Preheat your oven to 400 degrees Fahrenheit if you have only two batches of pork chops to keep warm for no more than 10 minutes. If you need to keep more than two batches of chops in the oven for longer than 10 minutes, set the temperature lower, to 250 degrees F.
Place a baking sheet with a wire cooling rack set inside it into the middle of the oven. Or, set a sheet of aluminum foil on your oven rack below a cooling rack in your oven. The baking sheet or foil will catch any stray crumbs, while the rack will keep the pork chops from getting soggy as they would if you set them directly on a baking sheet.
Set each pork chop on a piece of paper towel to absorb excess fat and turn it to blot the second side as well, as soon as soon as you remove it from the fry pan. Don't let the pork chops stay on the paper towels or they may stick.
Place each pork chop on the rack in the oven immediately after blotting.
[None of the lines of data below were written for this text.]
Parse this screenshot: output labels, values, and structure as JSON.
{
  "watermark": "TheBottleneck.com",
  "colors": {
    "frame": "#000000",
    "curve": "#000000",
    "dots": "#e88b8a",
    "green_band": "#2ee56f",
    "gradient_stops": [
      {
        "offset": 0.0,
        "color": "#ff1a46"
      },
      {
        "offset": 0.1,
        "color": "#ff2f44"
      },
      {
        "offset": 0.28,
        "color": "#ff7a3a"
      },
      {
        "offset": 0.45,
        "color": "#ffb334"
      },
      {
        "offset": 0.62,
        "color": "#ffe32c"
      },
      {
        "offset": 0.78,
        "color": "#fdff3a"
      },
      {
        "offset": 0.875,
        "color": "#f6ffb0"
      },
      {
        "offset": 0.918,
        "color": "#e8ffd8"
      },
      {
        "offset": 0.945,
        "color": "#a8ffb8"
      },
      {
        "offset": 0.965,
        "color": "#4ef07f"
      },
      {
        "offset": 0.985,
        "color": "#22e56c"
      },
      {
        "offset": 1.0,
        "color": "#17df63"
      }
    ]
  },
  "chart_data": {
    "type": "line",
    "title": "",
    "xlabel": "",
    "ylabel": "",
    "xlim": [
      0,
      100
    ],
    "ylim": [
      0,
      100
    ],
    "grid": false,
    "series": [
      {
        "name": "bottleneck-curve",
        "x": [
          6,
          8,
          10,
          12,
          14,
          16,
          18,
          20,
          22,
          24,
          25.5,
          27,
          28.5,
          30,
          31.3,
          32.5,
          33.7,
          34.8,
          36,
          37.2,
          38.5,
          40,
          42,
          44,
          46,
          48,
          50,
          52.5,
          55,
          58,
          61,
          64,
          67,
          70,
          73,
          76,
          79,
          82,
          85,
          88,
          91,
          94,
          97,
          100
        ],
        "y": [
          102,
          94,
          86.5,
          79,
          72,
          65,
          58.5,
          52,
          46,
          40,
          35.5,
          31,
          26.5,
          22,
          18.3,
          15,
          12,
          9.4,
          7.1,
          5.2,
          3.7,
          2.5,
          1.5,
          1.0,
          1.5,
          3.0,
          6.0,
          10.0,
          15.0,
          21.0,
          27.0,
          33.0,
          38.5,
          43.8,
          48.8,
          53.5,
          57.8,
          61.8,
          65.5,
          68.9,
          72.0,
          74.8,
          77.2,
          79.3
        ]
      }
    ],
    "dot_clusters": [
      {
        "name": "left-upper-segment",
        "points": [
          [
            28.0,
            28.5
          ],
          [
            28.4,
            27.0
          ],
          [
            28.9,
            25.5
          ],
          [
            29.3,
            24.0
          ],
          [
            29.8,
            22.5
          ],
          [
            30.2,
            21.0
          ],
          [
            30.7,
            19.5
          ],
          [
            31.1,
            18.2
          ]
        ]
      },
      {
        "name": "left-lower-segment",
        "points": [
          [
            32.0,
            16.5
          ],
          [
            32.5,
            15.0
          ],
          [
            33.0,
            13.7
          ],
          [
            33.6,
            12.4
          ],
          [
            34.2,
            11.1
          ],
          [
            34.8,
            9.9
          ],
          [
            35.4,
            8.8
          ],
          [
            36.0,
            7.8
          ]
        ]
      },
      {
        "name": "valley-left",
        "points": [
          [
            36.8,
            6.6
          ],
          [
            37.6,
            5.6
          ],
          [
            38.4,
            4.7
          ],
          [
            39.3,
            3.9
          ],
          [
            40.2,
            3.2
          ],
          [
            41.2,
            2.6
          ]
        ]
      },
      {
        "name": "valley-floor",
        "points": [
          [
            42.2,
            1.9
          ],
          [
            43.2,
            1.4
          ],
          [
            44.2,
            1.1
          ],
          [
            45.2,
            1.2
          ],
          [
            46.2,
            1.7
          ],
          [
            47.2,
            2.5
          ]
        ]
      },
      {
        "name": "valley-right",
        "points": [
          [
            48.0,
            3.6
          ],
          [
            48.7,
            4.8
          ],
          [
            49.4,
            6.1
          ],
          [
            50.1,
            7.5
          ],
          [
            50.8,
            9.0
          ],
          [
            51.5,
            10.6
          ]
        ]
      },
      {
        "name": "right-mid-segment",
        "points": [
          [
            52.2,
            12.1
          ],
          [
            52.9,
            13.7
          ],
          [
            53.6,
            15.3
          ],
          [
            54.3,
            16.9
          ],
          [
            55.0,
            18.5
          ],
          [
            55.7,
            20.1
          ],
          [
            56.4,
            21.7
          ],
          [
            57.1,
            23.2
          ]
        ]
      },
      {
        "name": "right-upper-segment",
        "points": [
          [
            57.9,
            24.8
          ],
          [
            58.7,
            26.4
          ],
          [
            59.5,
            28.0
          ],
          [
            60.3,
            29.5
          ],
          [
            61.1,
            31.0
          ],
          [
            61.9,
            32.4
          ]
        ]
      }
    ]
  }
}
Keep in mind that if you leave the chops in a 400 degree F oven for longer than 10 minutes, or in a 250 degree F oven for longer than 30 minutes, the chops will dry out.
- The Deluxe Food Lover's Companion; Sharon Tyler Herbst and Ron Herbst
- Food and Wine: Crispy Pork Tenderloin with Fried Apple Rings
- Clemson Cooperative Extension: Safe Handling of Pork
Susan Lundman began writing about her passions of cooking, gardening, entertaining and recreation after working for a nonprofit agency, writing grants and researching child development issues. She has written professionally for six years since then. Lundman received her M.A. from Stanford University.